• Work item
Copy every line of the data that includes the string "połączenia".

• Given data
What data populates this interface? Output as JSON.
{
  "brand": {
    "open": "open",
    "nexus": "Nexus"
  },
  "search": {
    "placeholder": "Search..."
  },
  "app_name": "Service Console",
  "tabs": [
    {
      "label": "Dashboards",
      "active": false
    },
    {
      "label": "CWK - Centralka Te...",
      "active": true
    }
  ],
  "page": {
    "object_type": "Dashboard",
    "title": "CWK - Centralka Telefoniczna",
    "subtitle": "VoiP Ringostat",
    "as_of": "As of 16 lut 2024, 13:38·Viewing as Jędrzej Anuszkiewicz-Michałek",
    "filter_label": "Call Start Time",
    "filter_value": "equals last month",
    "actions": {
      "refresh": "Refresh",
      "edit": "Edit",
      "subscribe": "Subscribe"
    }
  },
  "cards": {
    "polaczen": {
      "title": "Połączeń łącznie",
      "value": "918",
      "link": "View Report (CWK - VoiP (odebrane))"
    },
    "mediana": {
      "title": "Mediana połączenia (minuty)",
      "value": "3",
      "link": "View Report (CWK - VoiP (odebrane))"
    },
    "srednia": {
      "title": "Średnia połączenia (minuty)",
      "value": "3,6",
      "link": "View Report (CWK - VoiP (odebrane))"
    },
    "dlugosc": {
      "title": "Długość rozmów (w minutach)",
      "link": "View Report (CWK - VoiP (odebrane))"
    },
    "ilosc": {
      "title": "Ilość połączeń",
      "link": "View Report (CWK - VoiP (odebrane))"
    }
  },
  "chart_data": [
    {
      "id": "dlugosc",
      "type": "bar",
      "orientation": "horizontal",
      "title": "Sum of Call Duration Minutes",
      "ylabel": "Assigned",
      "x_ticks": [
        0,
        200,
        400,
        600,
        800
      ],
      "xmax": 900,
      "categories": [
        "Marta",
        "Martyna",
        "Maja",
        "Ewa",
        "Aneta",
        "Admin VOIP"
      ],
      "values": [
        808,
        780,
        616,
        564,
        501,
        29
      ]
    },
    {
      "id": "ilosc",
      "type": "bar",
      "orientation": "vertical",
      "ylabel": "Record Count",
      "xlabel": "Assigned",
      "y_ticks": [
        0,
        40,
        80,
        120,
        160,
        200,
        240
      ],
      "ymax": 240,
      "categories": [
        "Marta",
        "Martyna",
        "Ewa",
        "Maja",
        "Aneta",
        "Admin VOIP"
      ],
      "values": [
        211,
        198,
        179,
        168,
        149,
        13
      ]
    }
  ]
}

• Exercise output
      "title": "Mediana połączenia (minuty)",
      "title": "Średnia połączenia (minuty)",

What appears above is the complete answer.